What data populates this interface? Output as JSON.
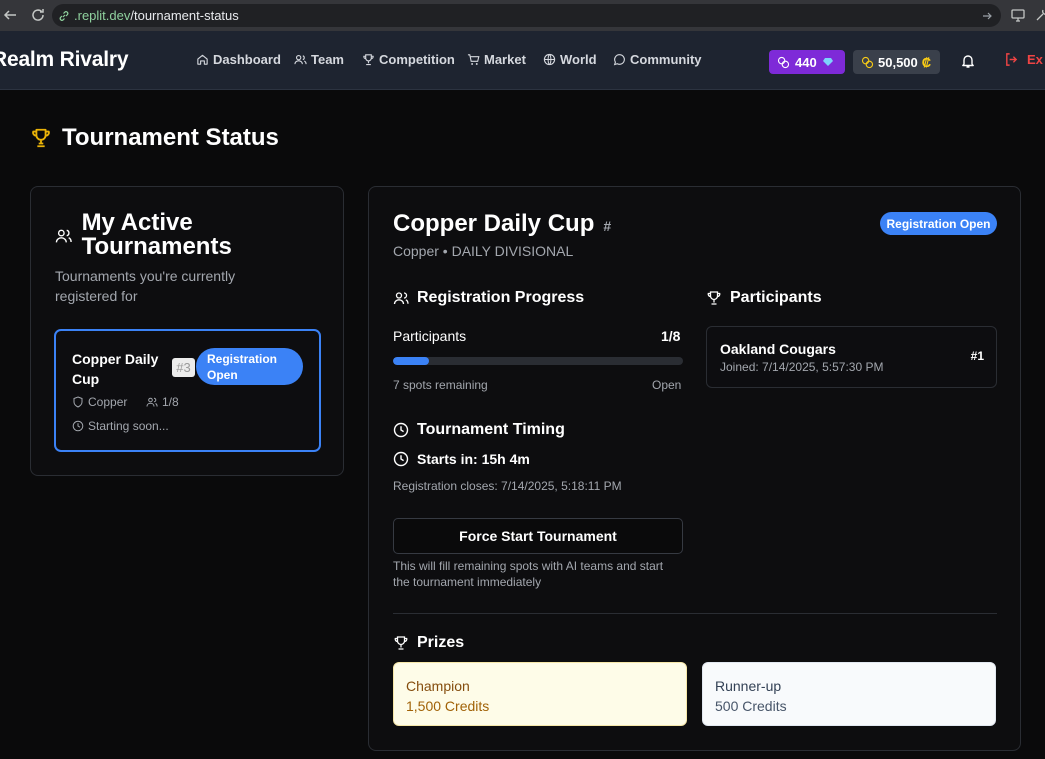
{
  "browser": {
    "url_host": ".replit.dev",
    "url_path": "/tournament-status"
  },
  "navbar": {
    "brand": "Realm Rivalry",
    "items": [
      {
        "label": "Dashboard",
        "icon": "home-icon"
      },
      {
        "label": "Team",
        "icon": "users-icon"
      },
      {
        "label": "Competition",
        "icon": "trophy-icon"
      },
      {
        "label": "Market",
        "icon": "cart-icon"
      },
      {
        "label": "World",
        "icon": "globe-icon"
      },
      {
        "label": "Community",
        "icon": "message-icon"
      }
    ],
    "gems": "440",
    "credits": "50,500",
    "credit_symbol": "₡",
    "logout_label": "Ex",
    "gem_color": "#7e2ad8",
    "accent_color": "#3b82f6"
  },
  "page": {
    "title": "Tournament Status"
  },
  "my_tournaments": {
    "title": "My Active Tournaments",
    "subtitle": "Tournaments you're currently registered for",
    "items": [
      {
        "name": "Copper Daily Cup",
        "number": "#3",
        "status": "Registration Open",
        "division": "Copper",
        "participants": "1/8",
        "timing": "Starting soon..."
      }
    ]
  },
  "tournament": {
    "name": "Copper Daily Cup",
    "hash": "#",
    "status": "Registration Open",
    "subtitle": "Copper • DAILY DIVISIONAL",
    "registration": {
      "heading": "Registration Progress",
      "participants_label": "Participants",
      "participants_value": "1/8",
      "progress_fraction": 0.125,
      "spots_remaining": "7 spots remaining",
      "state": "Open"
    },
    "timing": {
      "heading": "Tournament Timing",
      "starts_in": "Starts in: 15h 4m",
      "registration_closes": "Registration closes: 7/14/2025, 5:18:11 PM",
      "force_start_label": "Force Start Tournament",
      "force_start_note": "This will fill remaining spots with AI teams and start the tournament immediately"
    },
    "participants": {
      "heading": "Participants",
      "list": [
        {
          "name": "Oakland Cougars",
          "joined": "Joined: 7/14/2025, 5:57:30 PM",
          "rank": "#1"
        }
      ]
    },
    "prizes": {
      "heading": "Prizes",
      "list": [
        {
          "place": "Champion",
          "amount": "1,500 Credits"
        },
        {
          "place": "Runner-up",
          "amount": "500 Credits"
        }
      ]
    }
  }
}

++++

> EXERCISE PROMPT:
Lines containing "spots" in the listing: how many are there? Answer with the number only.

> THE ANSWER:
2